Keuss argues that when we lose our ability to create, we also lose sight of the truth of our creativity, which is the fact that we are created by a creative God. “Losing this occurs in part when we cease to find joy in our creativity,” he says, “and this loss means that in times of sin and brokenness we also don't remember that we can be remade again. In a sense, finding joy and fun in creativity is how find our path to redemption. We are supposed to have fun and be creative.”

He points to the example of Adam and Eve. “When the man and the women in the garden are given the task of naming, they are given a spiritual discipline of sorts – to be joyful in creating so that they too can be constantly renewed and remade. In this way naming is a divine activity, and naming is supposed to beget joy. C.S. Lewis says that 'The serious business of heaven is joy.'”

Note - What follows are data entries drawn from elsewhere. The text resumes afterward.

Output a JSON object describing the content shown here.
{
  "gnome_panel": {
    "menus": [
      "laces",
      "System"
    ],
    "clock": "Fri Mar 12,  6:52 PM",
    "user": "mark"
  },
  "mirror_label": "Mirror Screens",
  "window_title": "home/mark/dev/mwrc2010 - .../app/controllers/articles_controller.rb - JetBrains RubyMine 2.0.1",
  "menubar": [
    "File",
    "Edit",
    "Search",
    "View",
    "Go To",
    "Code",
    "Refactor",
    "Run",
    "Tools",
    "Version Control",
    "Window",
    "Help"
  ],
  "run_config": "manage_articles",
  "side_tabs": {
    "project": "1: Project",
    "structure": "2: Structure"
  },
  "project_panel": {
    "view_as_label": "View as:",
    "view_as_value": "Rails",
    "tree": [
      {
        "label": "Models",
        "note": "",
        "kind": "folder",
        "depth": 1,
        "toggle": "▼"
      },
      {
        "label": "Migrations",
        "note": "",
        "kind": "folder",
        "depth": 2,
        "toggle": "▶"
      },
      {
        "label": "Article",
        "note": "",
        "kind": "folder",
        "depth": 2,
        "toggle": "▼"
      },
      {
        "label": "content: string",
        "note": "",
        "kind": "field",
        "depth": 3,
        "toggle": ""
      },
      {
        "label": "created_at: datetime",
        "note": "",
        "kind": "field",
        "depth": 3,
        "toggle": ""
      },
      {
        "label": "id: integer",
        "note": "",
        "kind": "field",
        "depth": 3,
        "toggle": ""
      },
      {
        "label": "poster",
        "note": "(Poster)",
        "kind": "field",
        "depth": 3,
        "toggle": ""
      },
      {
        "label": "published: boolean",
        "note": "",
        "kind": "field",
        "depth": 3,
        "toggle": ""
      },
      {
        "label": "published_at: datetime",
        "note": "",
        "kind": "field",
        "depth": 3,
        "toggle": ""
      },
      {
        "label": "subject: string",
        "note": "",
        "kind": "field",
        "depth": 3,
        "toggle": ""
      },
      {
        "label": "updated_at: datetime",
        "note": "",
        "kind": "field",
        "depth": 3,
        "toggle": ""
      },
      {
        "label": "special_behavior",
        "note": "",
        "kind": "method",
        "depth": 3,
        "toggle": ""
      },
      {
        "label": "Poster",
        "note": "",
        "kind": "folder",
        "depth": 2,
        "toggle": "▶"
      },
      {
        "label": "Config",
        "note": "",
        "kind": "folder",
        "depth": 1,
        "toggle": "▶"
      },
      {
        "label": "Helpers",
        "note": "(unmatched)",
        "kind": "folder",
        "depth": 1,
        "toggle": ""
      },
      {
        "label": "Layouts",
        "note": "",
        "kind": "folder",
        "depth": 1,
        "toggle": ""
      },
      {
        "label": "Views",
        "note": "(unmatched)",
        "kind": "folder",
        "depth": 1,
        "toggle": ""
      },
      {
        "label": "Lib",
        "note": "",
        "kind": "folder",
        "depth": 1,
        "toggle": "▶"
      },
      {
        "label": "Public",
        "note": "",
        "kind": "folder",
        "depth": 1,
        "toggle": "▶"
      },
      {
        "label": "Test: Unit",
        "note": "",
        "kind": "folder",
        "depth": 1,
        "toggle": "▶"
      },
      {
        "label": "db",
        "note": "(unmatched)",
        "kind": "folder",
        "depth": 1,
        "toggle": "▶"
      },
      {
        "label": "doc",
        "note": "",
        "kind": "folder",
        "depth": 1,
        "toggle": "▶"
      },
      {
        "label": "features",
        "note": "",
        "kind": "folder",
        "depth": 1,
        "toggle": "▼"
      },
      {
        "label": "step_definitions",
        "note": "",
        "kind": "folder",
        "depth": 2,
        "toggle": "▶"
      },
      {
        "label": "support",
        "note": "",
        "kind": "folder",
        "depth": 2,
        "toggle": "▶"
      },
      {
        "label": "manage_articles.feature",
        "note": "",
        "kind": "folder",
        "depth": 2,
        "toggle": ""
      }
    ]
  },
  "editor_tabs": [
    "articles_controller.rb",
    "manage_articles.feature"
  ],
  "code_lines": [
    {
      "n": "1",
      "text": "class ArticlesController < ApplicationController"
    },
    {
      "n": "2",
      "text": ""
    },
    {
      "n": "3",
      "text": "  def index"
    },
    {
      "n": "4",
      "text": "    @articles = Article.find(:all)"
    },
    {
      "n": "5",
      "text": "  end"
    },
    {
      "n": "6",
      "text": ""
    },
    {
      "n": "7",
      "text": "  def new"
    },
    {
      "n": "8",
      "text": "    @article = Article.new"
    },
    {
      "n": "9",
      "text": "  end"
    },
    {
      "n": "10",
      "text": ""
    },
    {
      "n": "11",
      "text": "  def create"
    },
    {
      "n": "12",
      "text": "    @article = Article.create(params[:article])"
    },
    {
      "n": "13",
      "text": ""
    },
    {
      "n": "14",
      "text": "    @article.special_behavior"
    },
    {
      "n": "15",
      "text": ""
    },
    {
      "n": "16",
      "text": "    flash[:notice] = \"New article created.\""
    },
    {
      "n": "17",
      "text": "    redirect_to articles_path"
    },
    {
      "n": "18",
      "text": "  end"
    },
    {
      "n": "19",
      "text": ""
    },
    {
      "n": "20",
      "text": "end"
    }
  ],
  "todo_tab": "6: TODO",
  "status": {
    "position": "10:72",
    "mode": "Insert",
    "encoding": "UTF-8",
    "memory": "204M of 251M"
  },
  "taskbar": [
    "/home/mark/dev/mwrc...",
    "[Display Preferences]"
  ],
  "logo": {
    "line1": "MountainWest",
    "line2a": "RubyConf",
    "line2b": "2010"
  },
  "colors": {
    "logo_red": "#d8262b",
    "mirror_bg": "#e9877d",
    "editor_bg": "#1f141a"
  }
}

But it is Jesus, says Keuss, in whom we see most clearly the theological significance of play. “Jesus' parables are incredibly funny,” he says, “They're ironic. There's a playful use of language and rhyme schemes.”

He points also to the incident of the woman caught in adultery. When she is surrounded by the mob, Jesus steps in and does something amazing. He interrupts the chaos by writing something mysterious in the sand. “He breaks people's expectations by doing something creative in their midst. He essentially says to the mob, 'You're being so legalistic here that you're totally missing the point.' … That's what play can do. It creates an interruption that allows us to get back to what is most essential. It causes us to forget ourselves.”

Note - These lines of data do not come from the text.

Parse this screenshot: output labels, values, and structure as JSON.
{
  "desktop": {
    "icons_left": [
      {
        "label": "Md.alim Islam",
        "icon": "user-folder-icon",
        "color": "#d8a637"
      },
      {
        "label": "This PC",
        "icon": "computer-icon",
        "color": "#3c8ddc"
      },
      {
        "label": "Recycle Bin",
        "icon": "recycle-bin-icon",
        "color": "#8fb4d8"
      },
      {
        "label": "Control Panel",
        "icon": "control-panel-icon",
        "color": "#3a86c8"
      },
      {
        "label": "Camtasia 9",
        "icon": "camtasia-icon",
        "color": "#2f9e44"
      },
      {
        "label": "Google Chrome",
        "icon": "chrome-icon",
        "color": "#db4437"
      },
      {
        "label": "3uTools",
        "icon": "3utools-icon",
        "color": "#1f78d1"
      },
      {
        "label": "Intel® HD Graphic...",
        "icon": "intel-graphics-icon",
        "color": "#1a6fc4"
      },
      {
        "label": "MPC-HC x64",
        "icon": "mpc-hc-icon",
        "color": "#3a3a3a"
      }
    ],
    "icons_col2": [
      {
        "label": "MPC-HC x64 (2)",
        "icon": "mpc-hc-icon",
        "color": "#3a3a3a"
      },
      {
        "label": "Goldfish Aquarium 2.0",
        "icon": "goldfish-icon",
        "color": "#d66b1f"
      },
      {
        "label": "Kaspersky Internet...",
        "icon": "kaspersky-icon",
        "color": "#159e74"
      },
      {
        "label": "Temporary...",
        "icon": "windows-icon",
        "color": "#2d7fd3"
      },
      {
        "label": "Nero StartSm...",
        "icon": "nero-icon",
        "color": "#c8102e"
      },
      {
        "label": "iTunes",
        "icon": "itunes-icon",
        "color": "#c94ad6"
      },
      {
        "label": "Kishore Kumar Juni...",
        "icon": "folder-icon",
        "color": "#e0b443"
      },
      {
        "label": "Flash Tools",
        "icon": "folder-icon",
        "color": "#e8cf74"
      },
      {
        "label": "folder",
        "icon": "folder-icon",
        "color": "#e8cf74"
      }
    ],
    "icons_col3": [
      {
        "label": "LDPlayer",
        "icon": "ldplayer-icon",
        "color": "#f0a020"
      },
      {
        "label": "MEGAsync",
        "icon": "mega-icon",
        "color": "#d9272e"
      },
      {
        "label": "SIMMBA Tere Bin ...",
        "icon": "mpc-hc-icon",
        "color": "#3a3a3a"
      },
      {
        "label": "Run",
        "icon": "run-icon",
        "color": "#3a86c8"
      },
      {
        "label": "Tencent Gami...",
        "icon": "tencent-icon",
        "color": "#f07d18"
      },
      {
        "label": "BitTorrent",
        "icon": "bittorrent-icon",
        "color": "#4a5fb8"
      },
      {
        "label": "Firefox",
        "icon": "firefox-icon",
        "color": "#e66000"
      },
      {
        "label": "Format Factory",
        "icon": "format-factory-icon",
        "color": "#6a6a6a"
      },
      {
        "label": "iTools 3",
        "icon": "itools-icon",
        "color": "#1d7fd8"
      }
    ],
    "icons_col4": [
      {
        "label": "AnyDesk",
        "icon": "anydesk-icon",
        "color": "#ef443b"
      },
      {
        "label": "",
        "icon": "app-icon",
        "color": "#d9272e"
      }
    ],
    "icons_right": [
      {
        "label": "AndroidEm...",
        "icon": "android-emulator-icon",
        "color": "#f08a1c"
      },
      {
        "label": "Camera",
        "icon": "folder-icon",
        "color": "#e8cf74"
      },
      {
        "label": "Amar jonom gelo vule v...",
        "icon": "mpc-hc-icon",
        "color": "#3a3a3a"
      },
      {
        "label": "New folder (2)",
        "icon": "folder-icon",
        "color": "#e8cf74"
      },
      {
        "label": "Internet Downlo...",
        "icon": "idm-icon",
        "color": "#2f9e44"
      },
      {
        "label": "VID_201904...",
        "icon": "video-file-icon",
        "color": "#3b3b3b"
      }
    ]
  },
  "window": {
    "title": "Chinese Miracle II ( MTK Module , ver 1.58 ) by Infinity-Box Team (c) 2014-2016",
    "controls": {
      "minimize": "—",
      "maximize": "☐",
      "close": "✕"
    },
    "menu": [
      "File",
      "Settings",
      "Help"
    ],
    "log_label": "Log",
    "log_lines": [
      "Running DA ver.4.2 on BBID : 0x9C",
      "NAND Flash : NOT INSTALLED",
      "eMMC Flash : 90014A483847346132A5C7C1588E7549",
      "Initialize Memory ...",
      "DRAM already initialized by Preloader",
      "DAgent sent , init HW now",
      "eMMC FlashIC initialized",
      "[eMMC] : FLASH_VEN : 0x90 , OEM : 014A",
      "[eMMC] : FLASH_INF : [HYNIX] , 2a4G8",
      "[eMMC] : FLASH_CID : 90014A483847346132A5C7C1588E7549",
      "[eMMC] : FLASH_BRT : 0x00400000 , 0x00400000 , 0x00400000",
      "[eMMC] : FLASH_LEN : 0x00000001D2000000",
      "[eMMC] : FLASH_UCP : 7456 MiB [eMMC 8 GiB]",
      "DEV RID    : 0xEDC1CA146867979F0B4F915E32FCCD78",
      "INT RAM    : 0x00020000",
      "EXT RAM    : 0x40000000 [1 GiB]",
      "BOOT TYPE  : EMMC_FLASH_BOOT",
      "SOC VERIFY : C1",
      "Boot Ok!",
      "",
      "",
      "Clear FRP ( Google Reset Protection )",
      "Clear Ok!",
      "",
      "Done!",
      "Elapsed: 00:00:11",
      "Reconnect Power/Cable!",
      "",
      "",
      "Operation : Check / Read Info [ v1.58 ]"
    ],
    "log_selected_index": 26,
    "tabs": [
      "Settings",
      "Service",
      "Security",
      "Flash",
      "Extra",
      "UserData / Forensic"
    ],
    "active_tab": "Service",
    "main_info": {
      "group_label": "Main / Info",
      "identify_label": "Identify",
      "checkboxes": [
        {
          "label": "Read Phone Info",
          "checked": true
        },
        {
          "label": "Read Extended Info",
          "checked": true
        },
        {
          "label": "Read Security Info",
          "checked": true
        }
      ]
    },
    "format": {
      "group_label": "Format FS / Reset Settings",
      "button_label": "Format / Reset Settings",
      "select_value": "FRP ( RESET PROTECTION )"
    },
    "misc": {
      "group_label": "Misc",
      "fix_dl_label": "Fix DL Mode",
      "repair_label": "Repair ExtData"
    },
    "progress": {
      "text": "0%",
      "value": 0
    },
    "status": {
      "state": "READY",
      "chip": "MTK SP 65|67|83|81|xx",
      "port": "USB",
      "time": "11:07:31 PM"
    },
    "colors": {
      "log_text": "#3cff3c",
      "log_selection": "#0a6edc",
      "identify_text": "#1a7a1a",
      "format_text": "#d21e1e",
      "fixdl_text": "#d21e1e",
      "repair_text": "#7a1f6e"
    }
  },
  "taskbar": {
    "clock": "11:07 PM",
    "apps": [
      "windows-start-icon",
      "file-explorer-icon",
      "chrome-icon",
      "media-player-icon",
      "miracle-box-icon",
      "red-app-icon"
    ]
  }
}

We can also find Jesus' spirit of play in the language of the Sermon on the Mount. “We can read the Sermon on the Mount as serious ethical pronouncements,” says Keuss. “But in Luke 6, the way Jesus interprets those teachings — 'Blessed are they who are this, and this, and this…' — he is going against their expectations. His use of the word 'blessing' (makarios) has ties to the word 'charis' from which we get gift, joy and surprise. And the pronouncements of 'Woe to them' are directed at those are so fixed on wealth and accomplishment that they can't actually live their lives. If you want to think about playfulness as articulating a life worth living, the Sermon on the Mount is a playful engagement.”

“In the Jerome Berryman's revision of Christian education based on the Montessori tradition,” he adds, “we have something called 'godly play' in many churches focused on teaching children the wonder of the Gospel through acting out stories and asking them 'I wonder' questions that spark their imagination.”